-- Exercise directions --
Report each line from the data below that holds the word "emblem".

»»

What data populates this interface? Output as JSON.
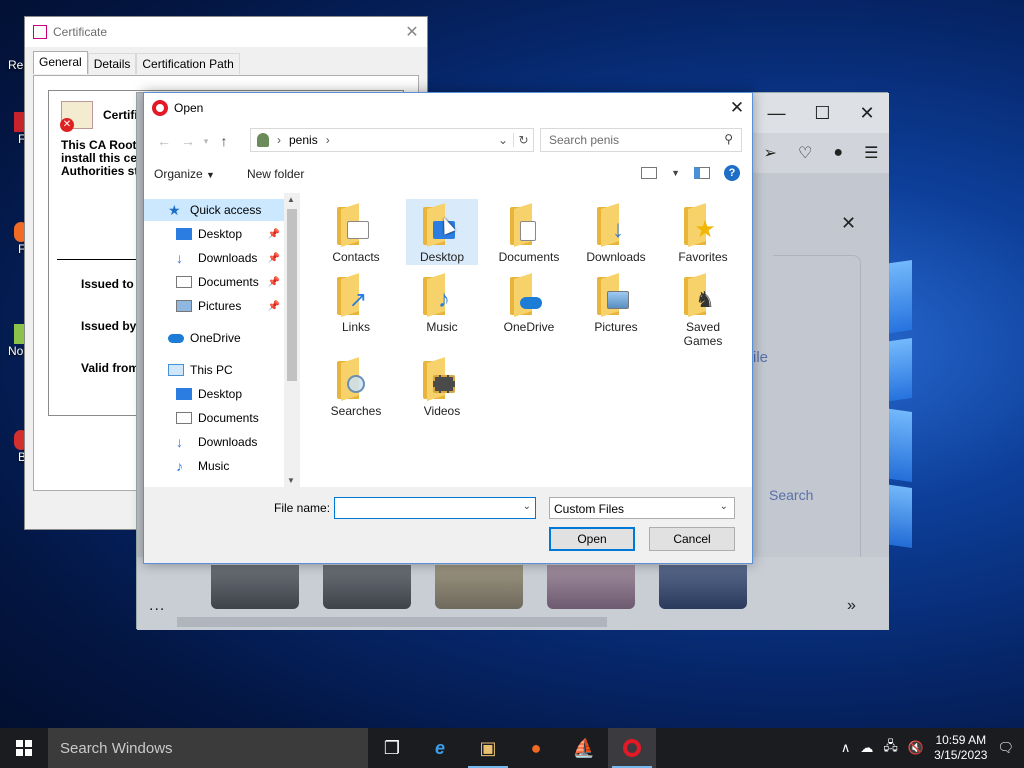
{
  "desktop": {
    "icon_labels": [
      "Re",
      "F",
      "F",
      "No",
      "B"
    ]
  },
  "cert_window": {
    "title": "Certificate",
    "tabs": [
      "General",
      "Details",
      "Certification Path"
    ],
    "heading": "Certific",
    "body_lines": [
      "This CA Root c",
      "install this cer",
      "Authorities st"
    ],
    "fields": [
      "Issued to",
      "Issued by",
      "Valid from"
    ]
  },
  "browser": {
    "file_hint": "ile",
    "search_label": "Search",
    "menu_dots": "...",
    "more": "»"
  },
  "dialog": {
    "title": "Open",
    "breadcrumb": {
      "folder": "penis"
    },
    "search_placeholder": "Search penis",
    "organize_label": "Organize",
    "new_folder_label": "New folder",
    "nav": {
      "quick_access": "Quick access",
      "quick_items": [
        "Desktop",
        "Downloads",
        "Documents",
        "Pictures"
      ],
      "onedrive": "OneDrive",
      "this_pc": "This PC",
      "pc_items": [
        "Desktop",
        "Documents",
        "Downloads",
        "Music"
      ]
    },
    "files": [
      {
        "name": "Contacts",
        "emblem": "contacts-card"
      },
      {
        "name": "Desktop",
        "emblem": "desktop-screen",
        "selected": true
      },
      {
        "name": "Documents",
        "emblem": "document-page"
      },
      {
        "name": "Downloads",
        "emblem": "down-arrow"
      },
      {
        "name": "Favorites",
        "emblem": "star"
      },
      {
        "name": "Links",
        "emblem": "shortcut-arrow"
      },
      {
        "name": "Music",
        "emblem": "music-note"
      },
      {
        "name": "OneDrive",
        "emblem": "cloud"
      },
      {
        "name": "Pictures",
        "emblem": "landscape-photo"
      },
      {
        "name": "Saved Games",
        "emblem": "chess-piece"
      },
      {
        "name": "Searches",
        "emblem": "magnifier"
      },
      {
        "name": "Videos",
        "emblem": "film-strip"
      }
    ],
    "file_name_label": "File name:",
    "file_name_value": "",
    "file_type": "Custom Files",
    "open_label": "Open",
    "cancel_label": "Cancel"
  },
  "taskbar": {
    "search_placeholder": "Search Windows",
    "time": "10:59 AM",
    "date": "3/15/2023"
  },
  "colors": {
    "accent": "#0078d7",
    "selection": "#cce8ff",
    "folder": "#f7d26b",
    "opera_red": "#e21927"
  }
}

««

-- Response --
        "emblem": "contacts-card"
        "emblem": "desktop-screen",
        "emblem": "document-page"
        "emblem": "down-arrow"
        "emblem": "star"
        "emblem": "shortcut-arrow"
        "emblem": "music-note"
        "emblem": "cloud"
        "emblem": "landscape-photo"
        "emblem": "chess-piece"
        "emblem": "magnifier"
        "emblem": "film-strip"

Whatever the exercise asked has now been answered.